Since an outbreak began last August, 376 people in Michigan have contracted the sometimes fatal illness. It's mainly spread person-to-person via contact with feces.
Angela Minicuci is with the Michigan Department of Health and Human Services.
"We haven't found one contaminated food source or exposure at this point," she says, "but we are seeing a lot of relation to people who are using opioids or drugs."
People who are, or have been incarcerated, are also considered at higher risk of getting hepatitis A, as are homeless people. A staggering 86% of those who've gotten hepatitis A in the state since last year have been hospitalized. Fourteen people have died.
Most of the cases have been in southeast Michigan, including a recent case involving a worker at Cardamom, a popular restaurant in Ann Arbor.
It's possible people who ate at Cardamom between September 16 and October 3 were exposed.
Minicuci says people with concerns should contact their doctor.
"And from there your health provider can decide if you need that exposure prophylaxis, which is the treatment, or if your best bet is to get vaccinated."
Hepatitis A can be prevented with a vaccine. It is now regularly administered to children.
According to the World Health Organization, in developing countries with poor sanitary conditions and hygienic practices, most children (90%) have been infected with the hepatitis A virus before the age of 10 years .
Those infected in childhood do not experience any noticeable symptoms. Epidemics are uncommon because older children and adults are generally immune. Symptomatic disease rates in these areas are low and outbreaks are rare.
In developed countries, children often escape infection in early childhood and reach adulthood without immunity. Ironically, these improved economic and sanitary conditions may lead to an accumulation of adults who have never been infected and who have no immunity.
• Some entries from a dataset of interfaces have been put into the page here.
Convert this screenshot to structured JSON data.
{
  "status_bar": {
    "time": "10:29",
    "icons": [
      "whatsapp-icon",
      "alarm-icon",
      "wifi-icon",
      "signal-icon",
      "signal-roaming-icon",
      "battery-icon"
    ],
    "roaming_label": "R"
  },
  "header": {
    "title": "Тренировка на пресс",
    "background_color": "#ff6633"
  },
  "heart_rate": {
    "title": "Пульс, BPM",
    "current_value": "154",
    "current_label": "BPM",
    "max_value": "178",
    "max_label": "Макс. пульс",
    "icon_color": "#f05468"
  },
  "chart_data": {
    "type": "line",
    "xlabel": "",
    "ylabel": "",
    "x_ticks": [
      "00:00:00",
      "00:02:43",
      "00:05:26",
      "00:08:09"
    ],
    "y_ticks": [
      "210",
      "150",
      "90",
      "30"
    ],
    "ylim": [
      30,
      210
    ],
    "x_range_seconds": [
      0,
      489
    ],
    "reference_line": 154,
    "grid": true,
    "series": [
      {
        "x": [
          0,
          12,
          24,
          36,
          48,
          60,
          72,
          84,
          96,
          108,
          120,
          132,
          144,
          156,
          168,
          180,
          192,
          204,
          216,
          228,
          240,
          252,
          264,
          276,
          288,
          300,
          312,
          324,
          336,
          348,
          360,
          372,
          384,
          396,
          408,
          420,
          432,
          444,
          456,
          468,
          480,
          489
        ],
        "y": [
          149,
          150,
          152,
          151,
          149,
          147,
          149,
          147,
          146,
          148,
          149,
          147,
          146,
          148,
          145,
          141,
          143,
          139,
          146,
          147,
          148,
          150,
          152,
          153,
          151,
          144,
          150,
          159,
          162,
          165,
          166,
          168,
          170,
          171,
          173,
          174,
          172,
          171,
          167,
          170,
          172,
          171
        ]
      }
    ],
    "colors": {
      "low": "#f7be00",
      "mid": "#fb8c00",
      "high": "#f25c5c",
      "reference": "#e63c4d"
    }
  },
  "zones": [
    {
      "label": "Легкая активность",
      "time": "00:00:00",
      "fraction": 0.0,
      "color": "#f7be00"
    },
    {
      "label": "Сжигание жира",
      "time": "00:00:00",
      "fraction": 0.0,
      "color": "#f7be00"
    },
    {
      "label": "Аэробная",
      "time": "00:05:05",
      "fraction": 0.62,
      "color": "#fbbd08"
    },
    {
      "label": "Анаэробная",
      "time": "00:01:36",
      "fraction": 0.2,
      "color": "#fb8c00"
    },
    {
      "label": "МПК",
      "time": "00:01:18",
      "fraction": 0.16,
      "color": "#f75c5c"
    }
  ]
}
This higher susceptibility in older age groups may lead to higher disease rates and large outbreaks can occur in these communities.